The fuss over Keith Olbermann "donating without approval" seems to be over, now that MSNBC has announced that he'll be back on the air(well, cable) on Tuesday.
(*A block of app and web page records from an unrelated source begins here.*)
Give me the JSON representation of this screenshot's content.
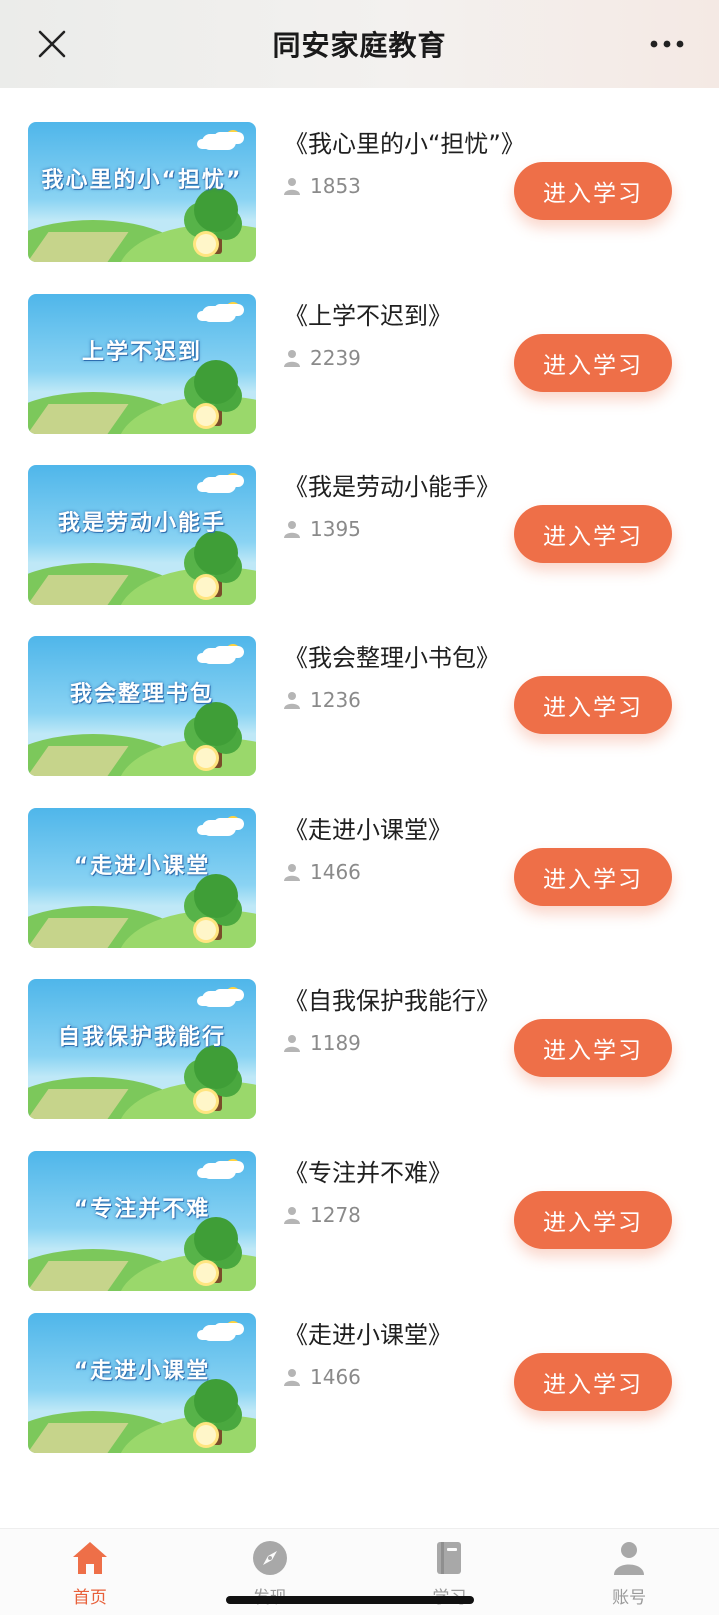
{
  "header": {
    "title": "同安家庭教育",
    "close_icon": "close-icon",
    "more_icon": "more-icon"
  },
  "courses": [
    {
      "title": "《我心里的小“担忧”》",
      "views": "1853",
      "button": "进入学习",
      "thumb_text": "我心里的小“担忧”"
    },
    {
      "title": "《上学不迟到》",
      "views": "2239",
      "button": "进入学习",
      "thumb_text": "上学不迟到"
    },
    {
      "title": "《我是劳动小能手》",
      "views": "1395",
      "button": "进入学习",
      "thumb_text": "我是劳动小能手"
    },
    {
      "title": "《我会整理小书包》",
      "views": "1236",
      "button": "进入学习",
      "thumb_text": "我会整理书包"
    },
    {
      "title": "《走进小课堂》",
      "views": "1466",
      "button": "进入学习",
      "thumb_text": "“走进小课堂"
    },
    {
      "title": "《自我保护我能行》",
      "views": "1189",
      "button": "进入学习",
      "thumb_text": "自我保护我能行"
    },
    {
      "title": "《专注并不难》",
      "views": "1278",
      "button": "进入学习",
      "thumb_text": "“专注并不难"
    },
    {
      "title": "《走进小课堂》",
      "views": "1466",
      "button": "进入学习",
      "thumb_text": "“走进小课堂"
    }
  ],
  "tabbar": {
    "items": [
      {
        "label": "首页",
        "icon": "home-icon",
        "active": true
      },
      {
        "label": "发现",
        "icon": "compass-icon",
        "active": false
      },
      {
        "label": "学习",
        "icon": "book-icon",
        "active": false
      },
      {
        "label": "账号",
        "icon": "user-icon",
        "active": false
      }
    ]
  },
  "colors": {
    "accent": "#ee6f48",
    "active_tab": "#e8603a",
    "inactive_tab": "#9a9a9a"
  }
}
I generally don't pay much attention to these things, but I was interested in following it because I suspect that lots of "on air talent" fly under the radar in terms of disclosing their political contributions. (Alex Pareene discussed this recently in Salon.) I imagine MSNBC just wanted to make an example of Olbermann because it would help them burnish their conservo cred.
However I was struck by the irony that, writ large, the question of to whom million dollar talking heads might make political contributions is a much more serious question than whether or not NPR was just in firing Juan Williams recently, or whether or not they "handled it correctly." And yet the Williams firing, ostensibly cutting the other way politically, seemed to receive a lot more attention. (I say ostensibly because ultimately they both belong to the same corporatist political class, although that was probably why it generated more attention.)
One thing I didn't see discussed with respect to Juan Williams is the likelihood that, if you monetized the value that his association with NPR amounted to, in terms of conferring the imprimatur of seriousness and legitimacy that his presence on Fox News had, then arguably
a. Williams owed his ability to score a hefty Fox Corp paycheck to NPR, and
b. Fox News, especially in their early days, also benefited from the conferral of legitimacy on their "fair and balanced" shtick that their indirect association with NPR represented.
Just sayin'. (As they say.)
From the annals of loathesomeness: David Broder's op-ed from yesterday, calling for "seeming" to call for another needless war.
And, from polling report's twitter feed(groan if you must):
Democratic Party should: Renominate Obama 73% / Nominate a different candidate 22% (CNN/ORC Poll -- asked of Democrats)